For his part, the president has denied colluding with Russia and dismissed the dossier as the work of “sick people”.

“It's all fake news. It's phony stuff.
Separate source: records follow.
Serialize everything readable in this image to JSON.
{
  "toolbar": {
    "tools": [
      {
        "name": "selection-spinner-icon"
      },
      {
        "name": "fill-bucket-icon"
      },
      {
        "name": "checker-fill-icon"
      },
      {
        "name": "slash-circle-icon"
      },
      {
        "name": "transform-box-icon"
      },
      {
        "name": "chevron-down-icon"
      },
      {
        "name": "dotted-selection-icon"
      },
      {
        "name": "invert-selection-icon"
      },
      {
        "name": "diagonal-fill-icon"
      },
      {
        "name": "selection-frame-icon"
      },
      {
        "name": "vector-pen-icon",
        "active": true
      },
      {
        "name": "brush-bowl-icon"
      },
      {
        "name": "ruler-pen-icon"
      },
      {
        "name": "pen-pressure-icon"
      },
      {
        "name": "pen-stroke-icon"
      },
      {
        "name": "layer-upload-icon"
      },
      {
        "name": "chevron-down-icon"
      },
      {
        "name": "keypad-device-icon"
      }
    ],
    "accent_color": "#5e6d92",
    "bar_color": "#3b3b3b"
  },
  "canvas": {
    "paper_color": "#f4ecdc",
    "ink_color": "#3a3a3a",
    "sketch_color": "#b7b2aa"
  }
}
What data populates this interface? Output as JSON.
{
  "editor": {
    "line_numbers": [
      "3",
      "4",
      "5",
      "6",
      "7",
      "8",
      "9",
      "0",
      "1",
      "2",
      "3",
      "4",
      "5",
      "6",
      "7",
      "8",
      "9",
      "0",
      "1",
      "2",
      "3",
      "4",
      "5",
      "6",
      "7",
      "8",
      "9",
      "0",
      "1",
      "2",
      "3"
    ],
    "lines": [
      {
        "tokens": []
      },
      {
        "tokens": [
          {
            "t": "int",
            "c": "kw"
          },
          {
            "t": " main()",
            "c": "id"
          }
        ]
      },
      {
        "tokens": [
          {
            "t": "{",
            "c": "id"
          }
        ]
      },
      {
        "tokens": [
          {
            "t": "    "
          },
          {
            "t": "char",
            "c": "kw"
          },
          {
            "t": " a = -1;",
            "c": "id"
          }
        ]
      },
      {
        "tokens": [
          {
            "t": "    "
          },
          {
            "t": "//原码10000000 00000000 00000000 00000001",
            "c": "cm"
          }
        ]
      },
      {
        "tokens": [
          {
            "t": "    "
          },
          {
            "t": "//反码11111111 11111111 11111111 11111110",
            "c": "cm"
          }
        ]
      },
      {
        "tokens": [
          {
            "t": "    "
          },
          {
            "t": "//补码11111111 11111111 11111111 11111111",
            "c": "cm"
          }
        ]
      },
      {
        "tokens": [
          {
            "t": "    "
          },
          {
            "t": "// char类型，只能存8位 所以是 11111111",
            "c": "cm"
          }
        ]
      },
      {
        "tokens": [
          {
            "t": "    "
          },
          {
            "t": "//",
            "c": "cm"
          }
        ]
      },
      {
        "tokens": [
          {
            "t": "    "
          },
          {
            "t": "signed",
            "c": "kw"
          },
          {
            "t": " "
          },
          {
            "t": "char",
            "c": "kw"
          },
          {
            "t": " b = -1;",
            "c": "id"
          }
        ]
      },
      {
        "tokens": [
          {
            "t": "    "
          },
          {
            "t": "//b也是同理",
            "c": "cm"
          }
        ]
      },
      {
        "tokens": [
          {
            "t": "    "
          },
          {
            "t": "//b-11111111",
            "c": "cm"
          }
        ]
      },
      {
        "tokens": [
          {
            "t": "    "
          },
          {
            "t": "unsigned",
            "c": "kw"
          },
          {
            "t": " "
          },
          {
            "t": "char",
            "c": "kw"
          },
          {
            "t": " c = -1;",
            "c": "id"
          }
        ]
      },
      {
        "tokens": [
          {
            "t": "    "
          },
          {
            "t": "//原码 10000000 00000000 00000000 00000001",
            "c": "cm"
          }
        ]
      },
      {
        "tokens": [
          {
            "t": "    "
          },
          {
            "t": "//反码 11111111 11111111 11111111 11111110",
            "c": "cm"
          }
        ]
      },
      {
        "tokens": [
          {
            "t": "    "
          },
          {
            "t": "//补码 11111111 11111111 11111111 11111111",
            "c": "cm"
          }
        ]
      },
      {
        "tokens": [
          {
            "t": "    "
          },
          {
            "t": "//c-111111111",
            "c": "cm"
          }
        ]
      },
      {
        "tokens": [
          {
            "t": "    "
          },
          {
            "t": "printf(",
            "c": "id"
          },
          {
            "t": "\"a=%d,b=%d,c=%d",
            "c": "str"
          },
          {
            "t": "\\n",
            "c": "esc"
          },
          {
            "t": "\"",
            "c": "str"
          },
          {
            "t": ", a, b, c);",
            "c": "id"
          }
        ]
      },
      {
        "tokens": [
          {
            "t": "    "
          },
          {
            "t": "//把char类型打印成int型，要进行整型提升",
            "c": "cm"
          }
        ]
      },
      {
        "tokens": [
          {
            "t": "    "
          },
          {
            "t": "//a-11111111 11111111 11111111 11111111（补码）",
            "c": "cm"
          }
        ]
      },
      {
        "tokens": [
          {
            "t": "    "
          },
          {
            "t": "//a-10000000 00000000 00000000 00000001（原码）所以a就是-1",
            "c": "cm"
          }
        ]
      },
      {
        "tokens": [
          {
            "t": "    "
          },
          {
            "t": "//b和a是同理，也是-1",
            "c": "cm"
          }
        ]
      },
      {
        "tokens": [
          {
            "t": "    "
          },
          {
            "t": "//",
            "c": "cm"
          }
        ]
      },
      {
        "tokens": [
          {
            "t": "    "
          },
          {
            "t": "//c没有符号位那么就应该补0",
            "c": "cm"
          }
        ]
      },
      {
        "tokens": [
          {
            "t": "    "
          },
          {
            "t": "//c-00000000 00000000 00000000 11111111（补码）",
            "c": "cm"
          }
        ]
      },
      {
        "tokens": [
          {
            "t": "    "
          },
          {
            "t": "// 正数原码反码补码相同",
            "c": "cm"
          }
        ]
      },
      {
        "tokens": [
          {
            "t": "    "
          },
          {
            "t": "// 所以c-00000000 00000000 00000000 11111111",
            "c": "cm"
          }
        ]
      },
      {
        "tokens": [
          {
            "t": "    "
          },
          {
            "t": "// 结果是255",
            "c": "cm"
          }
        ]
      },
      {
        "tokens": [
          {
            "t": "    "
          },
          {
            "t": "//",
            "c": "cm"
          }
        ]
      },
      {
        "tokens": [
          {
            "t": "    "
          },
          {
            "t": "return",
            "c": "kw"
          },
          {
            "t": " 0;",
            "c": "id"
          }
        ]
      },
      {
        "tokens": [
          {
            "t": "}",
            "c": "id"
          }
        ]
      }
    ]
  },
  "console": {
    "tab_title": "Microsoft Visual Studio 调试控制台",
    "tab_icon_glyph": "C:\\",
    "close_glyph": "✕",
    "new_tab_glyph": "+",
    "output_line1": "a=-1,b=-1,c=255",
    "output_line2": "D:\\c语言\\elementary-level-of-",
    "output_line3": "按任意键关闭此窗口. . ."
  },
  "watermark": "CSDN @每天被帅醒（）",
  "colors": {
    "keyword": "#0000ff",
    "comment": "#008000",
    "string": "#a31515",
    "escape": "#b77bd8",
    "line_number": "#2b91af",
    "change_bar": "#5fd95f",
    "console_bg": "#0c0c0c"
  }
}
It didn't happen,” he said at the time. “And it was gotten by opponents of ours, as you know, because you reported it and so did many of the other people.

However, with the Russia scandal casting a long shadow over his White House, and the special counsel Robert Mueller intensifying his investigation, political opponents on all sides wonder whether Mr Steele may be able to shed some light on the controversy.

Congressional researchers have travelled to the UK to ask Mr Steele to testify but so far without success.

That leaves Mr Simpson, the man who hired him, in the crosshairs.

During a hearing in July, Chuck Grassley, the Republican chairman of the Senate Judiciary Committee, said: “We will also pursue details about Mr. Simpson’s role in this event and the creation and circulation of the dossier that started this whole controversy.”

Meanwhile, Mr Steele could yet be compelled to testify about his dossier.

A Russian technology executive named in the 35-page document has launched a libel suit against BuzzFeed, which published the unredacted memos, and Mr Steele.